Aim of the task:
Search the material for lines containing the word "caption", and copy each one.
===============
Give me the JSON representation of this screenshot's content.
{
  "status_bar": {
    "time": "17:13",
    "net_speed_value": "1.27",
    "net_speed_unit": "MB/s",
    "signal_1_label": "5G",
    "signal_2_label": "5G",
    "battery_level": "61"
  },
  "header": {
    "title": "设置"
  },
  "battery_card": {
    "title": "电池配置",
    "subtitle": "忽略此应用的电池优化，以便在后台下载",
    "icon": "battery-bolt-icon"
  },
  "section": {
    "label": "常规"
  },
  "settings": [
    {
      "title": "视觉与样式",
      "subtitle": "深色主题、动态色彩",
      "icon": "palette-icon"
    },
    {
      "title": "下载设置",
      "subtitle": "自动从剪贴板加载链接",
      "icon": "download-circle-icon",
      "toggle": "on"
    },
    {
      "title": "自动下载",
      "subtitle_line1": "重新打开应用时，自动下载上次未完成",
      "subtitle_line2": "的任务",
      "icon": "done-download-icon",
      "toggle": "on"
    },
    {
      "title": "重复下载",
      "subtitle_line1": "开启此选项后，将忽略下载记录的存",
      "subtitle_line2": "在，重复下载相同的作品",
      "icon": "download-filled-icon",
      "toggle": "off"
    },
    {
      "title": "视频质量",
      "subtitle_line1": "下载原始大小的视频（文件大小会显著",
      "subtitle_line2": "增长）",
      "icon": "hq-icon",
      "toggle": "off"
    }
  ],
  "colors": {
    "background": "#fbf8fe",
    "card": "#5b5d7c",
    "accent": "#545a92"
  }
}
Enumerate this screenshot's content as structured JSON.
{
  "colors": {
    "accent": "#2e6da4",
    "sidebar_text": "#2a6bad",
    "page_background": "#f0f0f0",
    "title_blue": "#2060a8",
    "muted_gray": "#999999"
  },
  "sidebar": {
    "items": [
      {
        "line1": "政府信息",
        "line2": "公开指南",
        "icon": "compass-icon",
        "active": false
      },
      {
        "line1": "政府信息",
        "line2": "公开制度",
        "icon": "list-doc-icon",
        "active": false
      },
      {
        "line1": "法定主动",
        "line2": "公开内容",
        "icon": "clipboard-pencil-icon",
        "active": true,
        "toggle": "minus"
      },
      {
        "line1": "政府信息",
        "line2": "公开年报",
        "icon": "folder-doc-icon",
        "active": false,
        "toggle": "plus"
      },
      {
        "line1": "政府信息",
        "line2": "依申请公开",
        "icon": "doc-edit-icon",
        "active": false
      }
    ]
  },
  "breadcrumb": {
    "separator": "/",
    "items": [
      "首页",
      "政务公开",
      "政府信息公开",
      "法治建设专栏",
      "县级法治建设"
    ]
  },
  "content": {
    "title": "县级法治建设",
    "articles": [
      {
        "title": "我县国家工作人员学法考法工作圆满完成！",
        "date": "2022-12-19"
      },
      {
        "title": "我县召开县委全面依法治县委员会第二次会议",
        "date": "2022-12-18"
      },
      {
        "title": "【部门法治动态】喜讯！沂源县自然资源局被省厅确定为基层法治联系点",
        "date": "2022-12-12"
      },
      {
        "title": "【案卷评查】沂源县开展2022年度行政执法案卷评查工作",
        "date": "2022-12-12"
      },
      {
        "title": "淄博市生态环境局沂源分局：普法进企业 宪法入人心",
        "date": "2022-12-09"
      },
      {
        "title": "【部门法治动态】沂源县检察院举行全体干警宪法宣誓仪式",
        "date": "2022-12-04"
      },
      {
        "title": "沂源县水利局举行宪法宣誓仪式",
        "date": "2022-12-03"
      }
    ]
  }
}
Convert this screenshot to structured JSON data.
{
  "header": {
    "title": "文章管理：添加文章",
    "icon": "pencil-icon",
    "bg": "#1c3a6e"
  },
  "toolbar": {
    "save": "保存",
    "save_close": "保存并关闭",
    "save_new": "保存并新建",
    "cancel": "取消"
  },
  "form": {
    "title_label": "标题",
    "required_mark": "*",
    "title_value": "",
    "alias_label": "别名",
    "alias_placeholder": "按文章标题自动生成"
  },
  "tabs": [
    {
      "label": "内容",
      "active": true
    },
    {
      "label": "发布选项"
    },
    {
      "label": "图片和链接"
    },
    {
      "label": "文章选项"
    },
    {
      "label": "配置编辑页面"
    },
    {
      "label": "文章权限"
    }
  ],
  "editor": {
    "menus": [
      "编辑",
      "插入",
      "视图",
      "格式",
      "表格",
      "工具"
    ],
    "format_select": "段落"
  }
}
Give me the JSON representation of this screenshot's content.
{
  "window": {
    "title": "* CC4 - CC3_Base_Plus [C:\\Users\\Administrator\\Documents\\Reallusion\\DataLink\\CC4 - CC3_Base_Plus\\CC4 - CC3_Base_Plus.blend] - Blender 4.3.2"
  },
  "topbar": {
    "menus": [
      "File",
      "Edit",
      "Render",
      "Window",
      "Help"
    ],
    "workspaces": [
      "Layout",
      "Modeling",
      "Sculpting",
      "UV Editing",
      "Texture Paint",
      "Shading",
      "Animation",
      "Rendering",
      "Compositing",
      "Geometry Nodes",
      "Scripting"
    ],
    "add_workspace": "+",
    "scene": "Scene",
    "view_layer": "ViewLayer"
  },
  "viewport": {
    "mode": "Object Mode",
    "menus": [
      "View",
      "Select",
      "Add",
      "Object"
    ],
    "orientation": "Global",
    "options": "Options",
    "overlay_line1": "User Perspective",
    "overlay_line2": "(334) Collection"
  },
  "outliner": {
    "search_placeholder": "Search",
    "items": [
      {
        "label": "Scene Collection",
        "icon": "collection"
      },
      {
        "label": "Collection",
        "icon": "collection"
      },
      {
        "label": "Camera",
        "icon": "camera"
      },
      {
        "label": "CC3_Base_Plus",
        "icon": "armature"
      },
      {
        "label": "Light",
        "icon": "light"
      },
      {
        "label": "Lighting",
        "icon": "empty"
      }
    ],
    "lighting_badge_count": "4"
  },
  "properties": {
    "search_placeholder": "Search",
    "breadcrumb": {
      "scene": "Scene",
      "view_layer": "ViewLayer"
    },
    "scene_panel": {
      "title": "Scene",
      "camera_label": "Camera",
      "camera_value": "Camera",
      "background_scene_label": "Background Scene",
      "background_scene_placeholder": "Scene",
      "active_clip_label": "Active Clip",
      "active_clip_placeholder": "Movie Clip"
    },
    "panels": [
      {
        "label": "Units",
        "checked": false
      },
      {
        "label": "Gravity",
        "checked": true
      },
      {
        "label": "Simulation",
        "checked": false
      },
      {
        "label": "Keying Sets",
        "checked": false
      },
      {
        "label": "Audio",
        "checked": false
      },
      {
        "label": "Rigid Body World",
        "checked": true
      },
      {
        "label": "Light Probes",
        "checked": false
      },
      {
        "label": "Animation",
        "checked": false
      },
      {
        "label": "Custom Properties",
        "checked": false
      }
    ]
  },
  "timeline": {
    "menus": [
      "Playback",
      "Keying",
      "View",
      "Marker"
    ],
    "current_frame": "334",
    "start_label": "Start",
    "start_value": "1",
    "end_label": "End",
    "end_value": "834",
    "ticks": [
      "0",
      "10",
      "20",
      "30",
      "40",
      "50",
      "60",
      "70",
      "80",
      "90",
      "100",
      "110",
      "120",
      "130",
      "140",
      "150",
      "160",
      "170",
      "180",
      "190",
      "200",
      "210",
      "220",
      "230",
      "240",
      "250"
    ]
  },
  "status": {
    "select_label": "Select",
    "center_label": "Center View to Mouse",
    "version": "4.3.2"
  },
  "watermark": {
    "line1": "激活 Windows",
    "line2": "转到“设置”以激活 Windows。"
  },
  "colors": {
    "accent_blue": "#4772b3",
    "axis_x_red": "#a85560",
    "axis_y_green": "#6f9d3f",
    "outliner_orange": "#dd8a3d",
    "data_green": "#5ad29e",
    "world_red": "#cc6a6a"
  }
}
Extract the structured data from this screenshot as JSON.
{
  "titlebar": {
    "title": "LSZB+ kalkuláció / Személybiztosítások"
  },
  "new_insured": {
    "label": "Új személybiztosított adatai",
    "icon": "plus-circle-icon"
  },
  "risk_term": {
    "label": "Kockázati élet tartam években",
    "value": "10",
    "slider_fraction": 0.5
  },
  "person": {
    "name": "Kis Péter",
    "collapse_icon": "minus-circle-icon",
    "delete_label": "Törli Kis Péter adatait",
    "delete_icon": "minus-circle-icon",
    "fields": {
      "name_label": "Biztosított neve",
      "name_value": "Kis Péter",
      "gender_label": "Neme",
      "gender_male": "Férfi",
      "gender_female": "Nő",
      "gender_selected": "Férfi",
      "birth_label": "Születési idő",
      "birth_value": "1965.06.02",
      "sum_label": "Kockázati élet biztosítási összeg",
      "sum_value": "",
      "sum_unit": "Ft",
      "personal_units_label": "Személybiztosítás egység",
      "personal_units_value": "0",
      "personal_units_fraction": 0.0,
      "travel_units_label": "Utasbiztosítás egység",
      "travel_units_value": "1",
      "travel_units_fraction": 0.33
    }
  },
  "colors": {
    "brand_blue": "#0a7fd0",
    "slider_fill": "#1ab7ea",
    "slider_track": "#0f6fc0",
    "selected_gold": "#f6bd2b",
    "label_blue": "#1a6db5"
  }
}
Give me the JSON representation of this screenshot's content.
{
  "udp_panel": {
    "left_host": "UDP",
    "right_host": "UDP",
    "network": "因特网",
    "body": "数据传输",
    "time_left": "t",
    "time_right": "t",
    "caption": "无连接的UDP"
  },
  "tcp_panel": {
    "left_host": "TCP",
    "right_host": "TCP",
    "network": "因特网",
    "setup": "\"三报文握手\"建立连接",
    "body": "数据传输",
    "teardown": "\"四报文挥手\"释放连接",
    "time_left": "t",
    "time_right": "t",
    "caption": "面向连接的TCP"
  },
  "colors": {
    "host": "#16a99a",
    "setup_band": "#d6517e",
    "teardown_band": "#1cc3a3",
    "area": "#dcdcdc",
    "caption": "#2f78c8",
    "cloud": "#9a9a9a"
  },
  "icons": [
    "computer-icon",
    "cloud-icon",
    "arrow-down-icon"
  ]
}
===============
Reply:
    "caption": "无连接的UDP"
    "caption": "面向连接的TCP"
    "caption": "#2f78c8",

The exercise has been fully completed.